“I personally couldn’t imagine my life without the bushwalking club, as it has allowed me to have the company of like-minded people to do what I love, that is, bushwalking”. Shirley C., 75 years old.
It’s been found that walking just 30 minutes every day can increase cardiovascular fitness, strengthen bones, reduce excess body fat and boost muscle power and endurance. It can also reduce your risk of developing conditions such as heart disease, type 2 diabetes, osteoporosis and some cancers. And, it’s free.
Recently, more research has been sauntering into the mental health benefits that regular walking may provide. Especially, as neuroscientist Shane O’Mara believes, “Our sensory systems work at their best when they’re moving about the world”. It appears that walking “makes us healthier, happier and brainier”.
We didn’t just want science, we needed some anecdotal evidence on the benefits of walking as well, and we wanted to hear from leaders, champions in their field or award-winners. Luckily, we found just the people, right here in Gippsland.
The West Gippsland Bushwalking Club was recently awarded the Age-Friendly Victorian Award for an organisation by Victoria’s consistently snappily dressed Governor, Linda Dessau AC, and the Minister for Disability, Ageing and Carers, Luke Donnellan, at a ceremony at Government House.
Mary Habgood, a member of the victorious club, explained that the award recognises an organisation for creating age-friendly communities, promoting active ageing, and improving quality of life and inclusion for older people. All extremely important objectives as the proportion of older people in Australia continues to grow, and pursue purposeful, active lives.
Established in 1998, the West Gippsland Bush Walkers Club is a non-profit incorporated organisation affiliated with Bushwalking Victoria Inc. The club currently has ninety-three members, 96% of whom are over sixty years of age and 48% over seventy years, the oldest being a spritely 84 years young. To cater for a range of fitness levels, the club offers three levels of walks each fortnight.
Given Gippsland’s immense natural beauty and diverse collection of hiking trails (please review our conversation with The Gippy Explorer, Carly Jones, in #12 for a suite of hike suggestions), it’s no surprise that our region is home to several other bushwalking clubs, including the Strzelecki Bushwalking Club, Ben Cruachan Walking Club, Peregrine Club, South Gippsland Walking and Adventure Club, and the Bass Coast Strollers, who score extra points for having the coolest name.
Later this year, all eyes will be on the Gippsland bushwalking scene as the annual Bushwalking Victoria ‘Federation Walks’ will be hosted by the Ben Cruachan Club with support from other Gippsland clubs. In November, walkers from all Victorian clubs will enjoy traipsing throughout Licola’s stunning trails in what should be a valuable boost to our region’s tourism economy too.

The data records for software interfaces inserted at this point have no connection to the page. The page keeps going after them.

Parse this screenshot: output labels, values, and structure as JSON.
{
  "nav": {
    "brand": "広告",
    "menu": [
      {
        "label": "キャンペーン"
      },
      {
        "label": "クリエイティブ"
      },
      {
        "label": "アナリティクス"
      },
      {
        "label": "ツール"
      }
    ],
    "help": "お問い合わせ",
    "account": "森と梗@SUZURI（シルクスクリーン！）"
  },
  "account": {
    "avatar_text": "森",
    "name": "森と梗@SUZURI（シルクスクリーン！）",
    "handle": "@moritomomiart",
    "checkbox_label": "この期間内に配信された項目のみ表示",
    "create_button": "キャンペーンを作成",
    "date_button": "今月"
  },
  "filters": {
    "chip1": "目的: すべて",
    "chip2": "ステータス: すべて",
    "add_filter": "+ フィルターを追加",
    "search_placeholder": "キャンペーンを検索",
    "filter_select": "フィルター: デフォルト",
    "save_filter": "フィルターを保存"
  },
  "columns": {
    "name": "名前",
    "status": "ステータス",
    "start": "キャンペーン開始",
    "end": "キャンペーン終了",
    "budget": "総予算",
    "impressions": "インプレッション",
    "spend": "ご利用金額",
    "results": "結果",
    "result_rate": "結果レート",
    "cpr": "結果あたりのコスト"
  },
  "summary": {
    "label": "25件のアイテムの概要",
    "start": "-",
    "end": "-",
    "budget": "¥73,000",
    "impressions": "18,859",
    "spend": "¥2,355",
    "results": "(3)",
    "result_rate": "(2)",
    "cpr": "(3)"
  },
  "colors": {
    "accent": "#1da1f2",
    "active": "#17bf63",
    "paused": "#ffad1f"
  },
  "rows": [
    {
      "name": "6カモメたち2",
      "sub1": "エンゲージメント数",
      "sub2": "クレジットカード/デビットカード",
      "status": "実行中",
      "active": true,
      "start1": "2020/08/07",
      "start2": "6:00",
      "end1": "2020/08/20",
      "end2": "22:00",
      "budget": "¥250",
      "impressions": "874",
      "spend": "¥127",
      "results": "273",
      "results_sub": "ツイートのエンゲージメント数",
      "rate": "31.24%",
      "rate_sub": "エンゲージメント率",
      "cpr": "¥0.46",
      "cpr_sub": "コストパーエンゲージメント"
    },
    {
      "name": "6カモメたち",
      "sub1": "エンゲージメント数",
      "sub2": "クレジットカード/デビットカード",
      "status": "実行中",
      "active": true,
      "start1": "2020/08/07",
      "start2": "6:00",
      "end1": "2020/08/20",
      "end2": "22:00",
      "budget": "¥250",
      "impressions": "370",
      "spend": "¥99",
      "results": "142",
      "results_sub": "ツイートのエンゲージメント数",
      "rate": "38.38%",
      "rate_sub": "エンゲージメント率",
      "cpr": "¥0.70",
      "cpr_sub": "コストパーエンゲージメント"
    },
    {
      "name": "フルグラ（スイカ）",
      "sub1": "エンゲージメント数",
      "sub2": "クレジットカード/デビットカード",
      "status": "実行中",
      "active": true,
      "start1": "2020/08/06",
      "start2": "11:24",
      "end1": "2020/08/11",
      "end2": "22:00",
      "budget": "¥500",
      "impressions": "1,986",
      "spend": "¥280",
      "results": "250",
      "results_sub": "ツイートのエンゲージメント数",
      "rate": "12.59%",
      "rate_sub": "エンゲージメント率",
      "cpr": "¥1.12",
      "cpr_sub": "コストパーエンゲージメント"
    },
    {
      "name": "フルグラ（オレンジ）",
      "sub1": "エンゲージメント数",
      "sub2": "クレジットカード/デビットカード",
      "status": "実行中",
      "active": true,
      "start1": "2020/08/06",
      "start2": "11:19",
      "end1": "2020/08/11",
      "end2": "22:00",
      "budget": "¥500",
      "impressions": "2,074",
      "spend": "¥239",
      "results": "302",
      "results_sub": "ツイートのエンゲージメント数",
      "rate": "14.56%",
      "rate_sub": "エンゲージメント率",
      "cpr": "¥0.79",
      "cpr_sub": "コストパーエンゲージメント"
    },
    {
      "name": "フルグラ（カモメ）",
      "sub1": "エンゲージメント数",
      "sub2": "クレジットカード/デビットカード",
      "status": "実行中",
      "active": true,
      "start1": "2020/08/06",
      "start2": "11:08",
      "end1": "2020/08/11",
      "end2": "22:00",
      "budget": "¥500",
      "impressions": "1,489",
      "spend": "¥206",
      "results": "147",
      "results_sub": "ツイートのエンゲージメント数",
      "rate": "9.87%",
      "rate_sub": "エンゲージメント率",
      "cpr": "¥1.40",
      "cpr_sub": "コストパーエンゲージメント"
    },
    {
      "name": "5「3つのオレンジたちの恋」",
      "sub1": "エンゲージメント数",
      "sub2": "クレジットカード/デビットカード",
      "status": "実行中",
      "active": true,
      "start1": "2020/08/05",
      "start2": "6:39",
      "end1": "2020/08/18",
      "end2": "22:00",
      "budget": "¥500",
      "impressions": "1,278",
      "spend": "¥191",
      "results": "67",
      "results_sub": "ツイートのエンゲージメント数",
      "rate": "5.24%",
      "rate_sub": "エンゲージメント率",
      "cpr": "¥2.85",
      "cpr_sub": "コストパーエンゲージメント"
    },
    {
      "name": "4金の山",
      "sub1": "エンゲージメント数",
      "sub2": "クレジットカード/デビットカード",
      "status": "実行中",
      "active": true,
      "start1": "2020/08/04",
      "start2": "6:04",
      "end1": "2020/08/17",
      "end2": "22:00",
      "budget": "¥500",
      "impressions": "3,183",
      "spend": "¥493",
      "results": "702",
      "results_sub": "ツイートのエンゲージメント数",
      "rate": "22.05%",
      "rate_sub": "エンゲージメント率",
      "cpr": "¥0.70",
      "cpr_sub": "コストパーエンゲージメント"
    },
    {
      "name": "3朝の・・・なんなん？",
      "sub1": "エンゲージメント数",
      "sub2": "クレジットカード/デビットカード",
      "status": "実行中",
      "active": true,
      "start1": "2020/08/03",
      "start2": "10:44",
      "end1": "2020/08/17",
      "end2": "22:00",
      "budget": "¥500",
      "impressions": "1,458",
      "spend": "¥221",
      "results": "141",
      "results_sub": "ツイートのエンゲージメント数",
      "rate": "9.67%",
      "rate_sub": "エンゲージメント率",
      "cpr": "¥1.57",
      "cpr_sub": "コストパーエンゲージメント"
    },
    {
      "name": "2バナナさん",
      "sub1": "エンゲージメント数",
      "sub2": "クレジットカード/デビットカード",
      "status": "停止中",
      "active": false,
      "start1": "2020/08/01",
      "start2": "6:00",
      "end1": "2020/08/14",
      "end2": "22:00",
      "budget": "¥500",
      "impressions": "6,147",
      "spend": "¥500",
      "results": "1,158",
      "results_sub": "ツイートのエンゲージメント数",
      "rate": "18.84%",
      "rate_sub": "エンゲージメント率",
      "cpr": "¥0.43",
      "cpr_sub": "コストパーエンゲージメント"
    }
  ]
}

The time that the West Gippsland Bush Walkers Club enjoys amongst Gippsland’s natural beauty has fostered a sense of stewardship, and the group co-operates with Parks Victoria and twice a year, under its supervision, participates in clearing two walking tracks. The club has also documented over 150 walking routes covering more than 2000km of tracks thanks to six GPS readers they were able to purchase as part of Community Support Small Equipment Grants via Baw Baw Shire.
Gippslandia isn’t always able to highlight the wonderful achievements that the region’s clubs are responsible for. That’s not the role of this publication. We chose to showcase this club, as they’re representative of so many others: inclusive, passionate, dedicated, industrious, actively seeking to improve the spaces that they utilise (including our parks and bushland) and key pillars in our community.
Hopefully, the following quote from Regina Z., a dedicated bushwalker, is relatable for readers who are involved in one of the many other clubs found throughout Gippsland. If you’re not yet a member, maybe it’s high time you joined: the benefits are huge.
“Participants can learn about and appreciate the natural environment (e.g. urban park, national park, reserve, bushland), whilst enjoying the social interactions made. The sense of community and connectedness to a group, in turn, decreases the feelings of isolation, which could otherwise be common amongst people in rural areas, those who have lost their partners or are remote from their family and friends.
“...the club is an important and essential component of my life. As a newly retired teacher moving to Gippsland, I found the adjustment to having extra ‘free time’, and potentially fewer social connections in a small rural township, was eased considerably by joining the Club. I have been fortunate in forming new friendships with people of various age groups from all walks of life, who have a common love of nature, all whilst enjoying the associated physical and mental benefits.”
If you’re keen to get some hot calves and new friends, you can visit www.westgippslandbushwalkingclub.org.au.
The site provides general information and assists prospective members in contacting the club’s secretary.
To find details on other bushwalking clubs throughout Gippsland, please wander along to bushwalkingvictoria.org.au/frontpage/club-directory-2